■ RECORDS TO PROCESS ■
+++

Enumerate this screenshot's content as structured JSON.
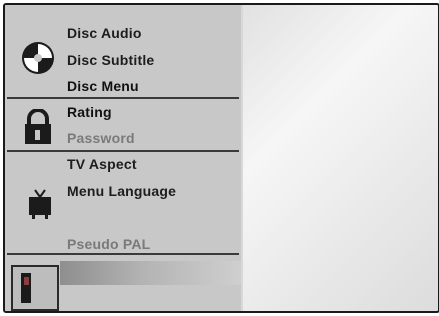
{
  "menu": {
    "disc_group": {
      "icon": "disc-icon",
      "items": [
        {
          "label": "Disc Audio"
        },
        {
          "label": "Disc Subtitle"
        },
        {
          "label": "Disc Menu"
        }
      ]
    },
    "lock_group": {
      "icon": "padlock-icon",
      "items": [
        {
          "label": "Rating"
        },
        {
          "label": "Password"
        }
      ]
    },
    "tv_group": {
      "icon": "tv-icon",
      "items": [
        {
          "label": "TV Aspect"
        },
        {
          "label": "Menu Language"
        },
        {
          "label": "Pseudo PAL"
        }
      ]
    },
    "bottom_icon": "speaker-icon"
  }
}
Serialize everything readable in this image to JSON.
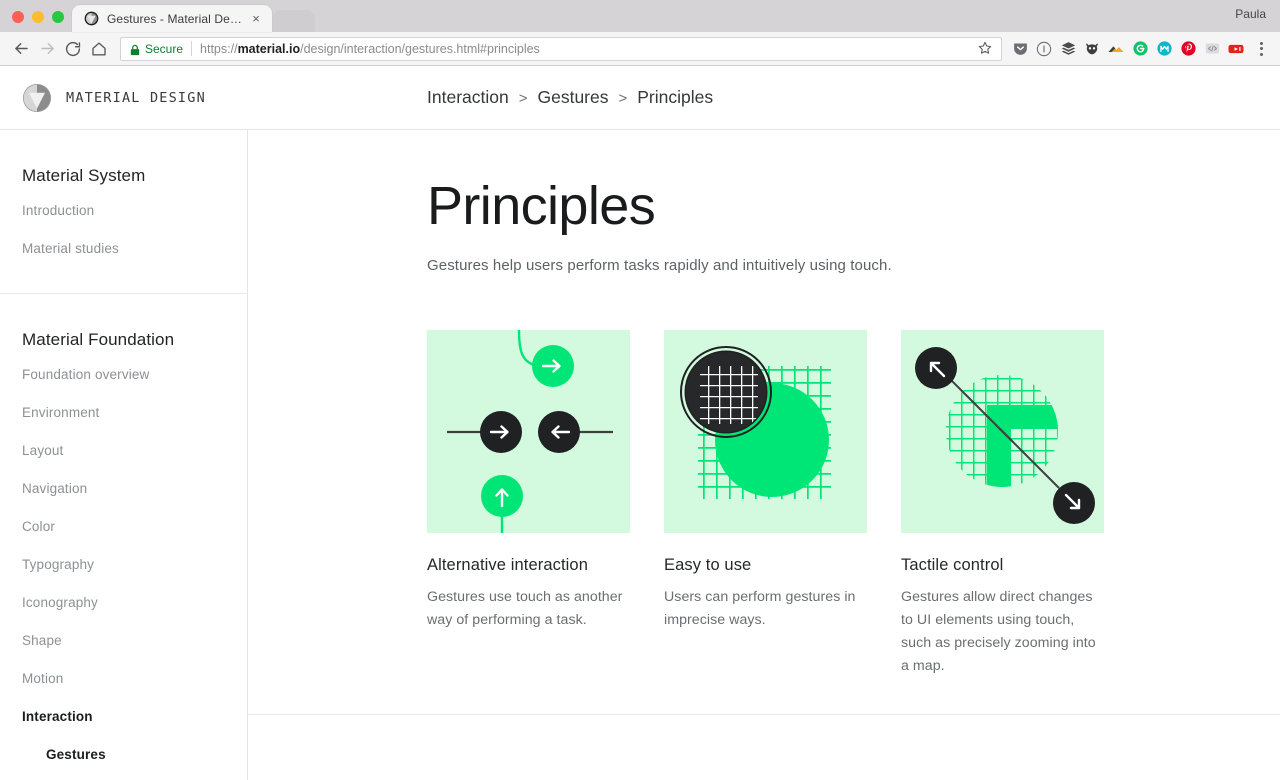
{
  "browser": {
    "profile_name": "Paula",
    "tab": {
      "title": "Gestures - Material Design",
      "favicon": "material-design-logo-icon",
      "close_icon": "×"
    },
    "nav": {
      "back_icon": "back-arrow-icon",
      "forward_icon": "forward-arrow-icon",
      "reload_icon": "reload-icon",
      "home_icon": "home-icon"
    },
    "omnibox": {
      "security_icon": "lock-icon",
      "security_label": "Secure",
      "url_scheme": "https://",
      "url_domain": "material.io",
      "url_path": "/design/interaction/gestures.html#principles",
      "url_full": "https://material.io/design/interaction/gestures.html#principles",
      "bookmark_icon": "star-icon"
    },
    "extensions": [
      {
        "name": "pocket-icon",
        "color": "#6b6e72"
      },
      {
        "name": "info-circle-icon",
        "color": "#6b6e72"
      },
      {
        "name": "layers-stack-icon",
        "color": "#4a4d50"
      },
      {
        "name": "owl-icon",
        "color": "#3b3e41"
      },
      {
        "name": "mountain-peak-icon",
        "color": "#f5a623"
      },
      {
        "name": "grammarly-icon",
        "color": "#15c26b"
      },
      {
        "name": "mendeley-icon",
        "color": "#11b5c9"
      },
      {
        "name": "pinterest-icon",
        "color": "#e60023"
      },
      {
        "name": "code-brackets-icon",
        "color": "#9aa0a6"
      },
      {
        "name": "youtube-icon",
        "color": "#e62117"
      }
    ],
    "menu_icon": "kebab-menu-icon"
  },
  "site": {
    "logo_icon": "material-design-logo-icon",
    "brand": "MATERIAL DESIGN",
    "breadcrumb": [
      "Interaction",
      "Gestures",
      "Principles"
    ],
    "breadcrumb_separator": ">"
  },
  "sidebar": {
    "groups": [
      {
        "title": "Material System",
        "items": [
          {
            "label": "Introduction",
            "state": "normal"
          },
          {
            "label": "Material studies",
            "state": "normal"
          }
        ]
      },
      {
        "title": "Material Foundation",
        "items": [
          {
            "label": "Foundation overview",
            "state": "normal"
          },
          {
            "label": "Environment",
            "state": "normal"
          },
          {
            "label": "Layout",
            "state": "normal"
          },
          {
            "label": "Navigation",
            "state": "normal"
          },
          {
            "label": "Color",
            "state": "normal"
          },
          {
            "label": "Typography",
            "state": "normal"
          },
          {
            "label": "Iconography",
            "state": "normal"
          },
          {
            "label": "Shape",
            "state": "normal"
          },
          {
            "label": "Motion",
            "state": "normal"
          },
          {
            "label": "Interaction",
            "state": "active"
          },
          {
            "label": "Gestures",
            "state": "sub-active"
          }
        ]
      }
    ]
  },
  "main": {
    "title": "Principles",
    "subtitle": "Gestures help users perform tasks rapidly and intuitively using touch.",
    "cards": [
      {
        "art": "swipe-arrows-illustration",
        "heading": "Alternative interaction",
        "body": "Gestures use touch as another way of performing a task."
      },
      {
        "art": "magnifier-grid-circle-illustration",
        "heading": "Easy to use",
        "body": "Users can perform gestures in imprecise ways."
      },
      {
        "art": "pinch-zoom-map-illustration",
        "heading": "Tactile control",
        "body": "Gestures allow direct changes to UI elements using touch, such as precisely zooming into a map."
      }
    ]
  },
  "colors": {
    "art_background": "#d3fade",
    "accent_green": "#00e676",
    "dark": "#1f2123",
    "secure_green": "#0b7f2e",
    "muted_text": "#8d9094",
    "body_text": "#6a6e72"
  }
}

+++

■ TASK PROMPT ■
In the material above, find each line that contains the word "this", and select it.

■ REPLY ■
Enumerate this screenshot's content as structured JSON.
Serialize everything readable in this image to JSON.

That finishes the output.